Indeed. One of my former girlfriends had the nasty experience of watching someone fall into the subway tracks just seconds before the train entered the station. She looked away from the tracks, but heard a loud crunch when the train ran over the guy. She got really sick from that, and she says that the driver (who had slammed the emergency brakes) got out as soon as the train stopped and barfed on the floor. That was just awful.
Part of me wants the Darwin Awards to follow their natural course .... the other part wants less accidents, 'cause getting late to work due to some numbnuts not watching before crossing is annoying.
Annoyed at this
I currently have my 1TB Laptop HDD at 91% capacity. I might be able to get a 2TB HDD at most, but not more. Why? Because nobody seems to care enough to get 4TB or even 3TB HDDs made in the traditional laptop form factor. Never mind that the PS4 also uses this format, and 4TB is something very useful there. This is because many people are buying into the SSD craze. I would do so, but 1TB is still too expensive and I would still be stuck with the same issue I currently have. I haven't seen any 2TB SSDs.
On desktop systems, I'm happy with Seagate still churning out higher capacity HDDs. Hopefully they'll remain doing so, as large storage is still a need for me. I'm planning on upgrading my "home server" PC, which currently has 6.5TB storage capacity.
Don't fear the reaper
In the UK I believe you can be compelled to hand over passwords. Scary. Nice place to visit but glad I don't live there!

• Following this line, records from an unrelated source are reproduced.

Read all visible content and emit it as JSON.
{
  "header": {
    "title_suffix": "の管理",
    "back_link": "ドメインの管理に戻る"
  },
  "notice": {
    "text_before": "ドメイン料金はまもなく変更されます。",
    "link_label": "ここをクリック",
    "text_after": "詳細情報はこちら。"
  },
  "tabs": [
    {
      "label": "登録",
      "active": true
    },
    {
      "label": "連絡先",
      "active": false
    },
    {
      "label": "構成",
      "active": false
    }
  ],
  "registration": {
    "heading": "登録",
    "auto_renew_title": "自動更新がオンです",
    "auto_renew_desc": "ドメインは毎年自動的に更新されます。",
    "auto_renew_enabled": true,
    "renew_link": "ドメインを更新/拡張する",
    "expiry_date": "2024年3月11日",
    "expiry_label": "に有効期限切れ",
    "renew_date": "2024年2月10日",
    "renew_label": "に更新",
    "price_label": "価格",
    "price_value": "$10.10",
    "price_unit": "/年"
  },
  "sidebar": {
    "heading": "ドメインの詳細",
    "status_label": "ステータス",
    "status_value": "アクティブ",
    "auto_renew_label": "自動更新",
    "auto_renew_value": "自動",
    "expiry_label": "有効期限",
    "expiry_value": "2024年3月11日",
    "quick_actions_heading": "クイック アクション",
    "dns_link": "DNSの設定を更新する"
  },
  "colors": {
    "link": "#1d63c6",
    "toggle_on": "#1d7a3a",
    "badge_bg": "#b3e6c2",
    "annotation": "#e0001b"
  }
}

Do fear the RIPA.
Re: Voters database *in the cloud*?
Not official. I'm pretty sure that this database was highly illegal under Mexican federal law. The IFE database must not leave the country, ever.
Re: as if owning IT antiquity was one of those positive character traits
TI-59 had the tiny versions. I had one.
Re: His (her) Master's Voice
Orlowski is also the same guy who ended up defending FunnyJunk... The guys who were actually engaging in piracy, only because it proved his own twisted view on IP matters.
They've completely removed the ability to report spam. Which means those guys spamming threads with "click here to get free dragon city gems" are able to spam with impunity.
For us, it's been the kick the client needed to retire the pile of asp that no one understood that ran the old site.
Let me guess, pre-.NET ASP? Horrible! VB can't seem to die fast enough.
Re: Well, it's China.
Ah yes, the "Falun Gong" treatment of involuntary organ donors. Very "efficient".
Well, it's China.
They have a habit of dealing death sentences for a lot of stuff. Especially people who are percieved as threats to the government.